Video art can be up there with performance when it comes to producing near complete bafflement in those not already acquainted with the ideas and norms of contemporary art.
The art-lover searching for a Yoko Ono piece online is in for a shock: YouTube helpfully suggests, as one begins to type her name, that you might be looking for ‘Yoko Ono singing horribly’. I suppose you sort-of might be looking for that, but it rather misses the point. I think video suffers, partly, in that you cannot easily see how to own it. A masterpiece is always priceless. So what is something without a price?

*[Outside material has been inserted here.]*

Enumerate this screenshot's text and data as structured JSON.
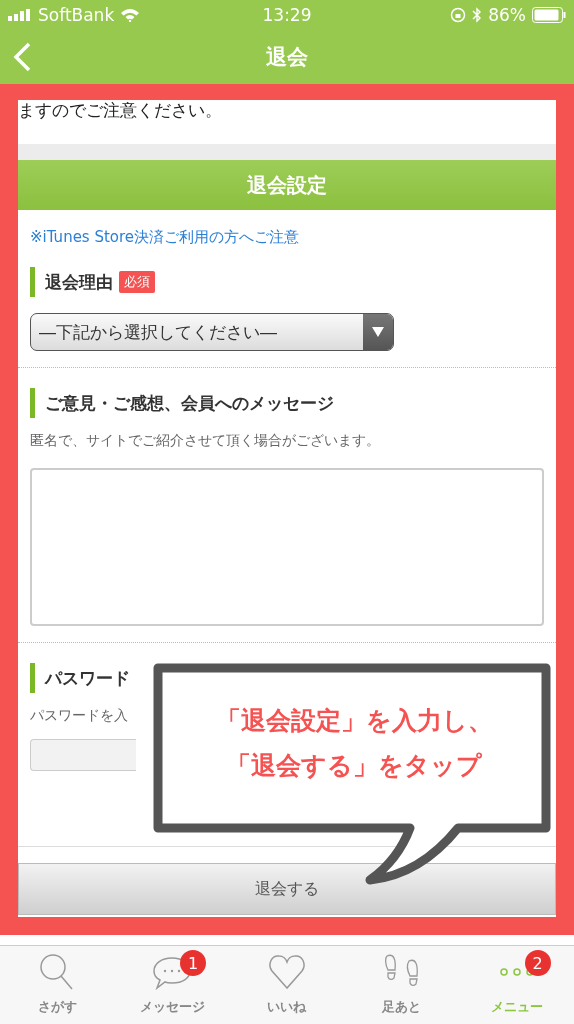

This brings us to the third annual Moving Image Video Art Fair, a brave and fascinating attempt to exhibit and sell video art, which took place in New York earlier this month. Moving Image took a rather genteel, not to say avant-garde approach to sales, and this year it made a few trend-setting waves by being the first to sell a piece of art made on Vine, Twitter’s micro-video service, for a bite-size $200.